The compensation is an example of the rise of "distress" claims as a result of breaches of the Data Protection Act 1998 (DPA).
The complaint was raised in the Scottish courts by a couple who lived in a flat above a guesthouse, whose owner installed CCTV and audio recording equipment to their shared building. The CCTV was set to record 24 hours a day (storing 5 days' worth of data at any time) and could be accessed remotely.
From 2013, the CCTV cameras were set up to cover the couple's private property (including the entrance to their flat and their garden). The owner's husband taunted the couple, saying he could listen to private conversations in their garden. The couple feared that private conversations within their flat were being recorded, leading to feelings of anger, stress and frustration.

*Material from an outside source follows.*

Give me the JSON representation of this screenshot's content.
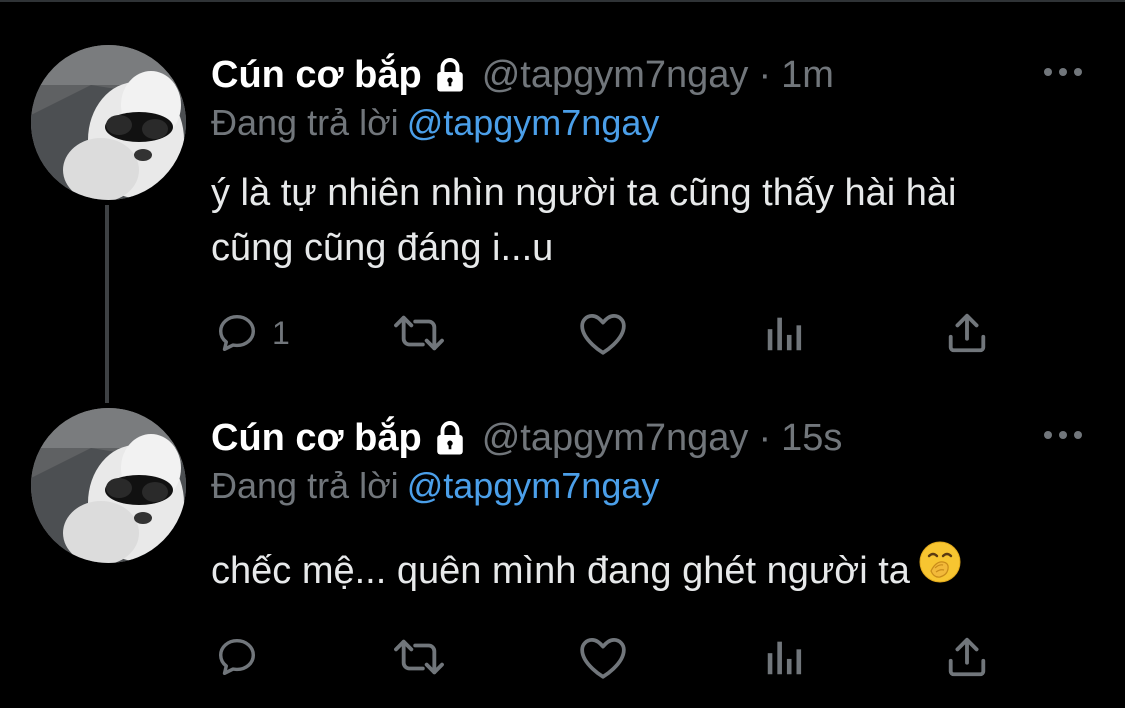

The court found that the guesthouse owner, as the data controller, had breached several of the data protection principles under the DPA. In giving his judgment, Sheriff Ross found the data processing to be intrusive, excessive, unjustified and "an effort to oppress".
Sheriff Ross referred to the 2015 Court of Appeal case Google v Vidal-Hall, which established a right to compensation for distress only for breaches of the DPA. Before the 2015 ruling, compensation was only available in circumstances where some financial loss had been suffered.
There is no statutory guidance as to compensation for distress claims under the DPA, so Sheriff Ross accepted the couple's calculation of damages. This was based on a sum of £10 per day for each of them, multiplied by the number of days the data processing had taken place in breach of the DPA. One month of days was deducted to account for when the couple were likely to be absent from the property (eg on holiday).It will be interesting to see whether this method of calculating damages by reference to a daily figure will be followed in future cases elsewhere in the UK, or whether a lump sum approach will be favoured by claimants and/or the courts. In any event, this decision sets down a marker for future "distress" claims relating to breaches of the DPA and provides an example of how to quantify damages for such claims.